September 18, 2017

Many populations of fish are losing their biggest, oldest members.

Transcript

An adult yelloweye rockfish Sebastes ruberrimus foraging above the reef for smaller rockfishes and other prey. Victoria O'Connell

An adult yelloweye rockfish foraging above the reef for smaller rockfishes and other prey. Victoria O’Connell

BOB HIRSHON (host):

Protecting elder fish. I’m Bob Hirshon and this is Science Update.

Many varieties of fish live to be a hundred or more years old, growing bigger with each year. University of Washington marine ecologist Lewis Barnett explains that as fish age, they may breed earlier, produce more eggs, and occupy different areas and depths.

LEWIS BARNETT (University of Washington):

In many species, the young fish will settle and live in shallower near shore, and as they grow and mature, they move to deeper off shore habitats.

HIRSHON:

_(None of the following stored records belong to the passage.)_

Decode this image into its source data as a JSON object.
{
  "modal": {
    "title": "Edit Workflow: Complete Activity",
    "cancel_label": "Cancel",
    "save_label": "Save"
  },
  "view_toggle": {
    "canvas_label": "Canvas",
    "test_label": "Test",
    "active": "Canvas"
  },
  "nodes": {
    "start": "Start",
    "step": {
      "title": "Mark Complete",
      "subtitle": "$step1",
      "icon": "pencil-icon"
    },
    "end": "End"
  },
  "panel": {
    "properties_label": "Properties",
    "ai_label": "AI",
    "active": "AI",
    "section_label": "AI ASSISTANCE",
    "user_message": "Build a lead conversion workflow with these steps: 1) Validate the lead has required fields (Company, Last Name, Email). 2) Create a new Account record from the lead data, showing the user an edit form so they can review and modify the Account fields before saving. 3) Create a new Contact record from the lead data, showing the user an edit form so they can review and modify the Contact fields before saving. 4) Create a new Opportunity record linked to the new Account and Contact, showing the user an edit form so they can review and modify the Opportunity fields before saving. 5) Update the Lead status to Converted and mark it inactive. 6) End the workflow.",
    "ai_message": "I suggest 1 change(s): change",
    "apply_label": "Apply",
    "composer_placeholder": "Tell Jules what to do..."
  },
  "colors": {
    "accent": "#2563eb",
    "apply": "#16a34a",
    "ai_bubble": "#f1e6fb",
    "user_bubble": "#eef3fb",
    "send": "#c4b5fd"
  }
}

Having a diversity of ages keeps fish populations healthy. But in the journal Current Biology, Barnett and his colleagues report that fishing pressures have led to reductions of up to 90% in the senior fish demographic. To protect these big old fish, they suggest maximum size limits for many species, and the creation of no fishing zones, where at least some fish can live well into their hundreds. I’m Bob Hirshon, for AAAS, the science society.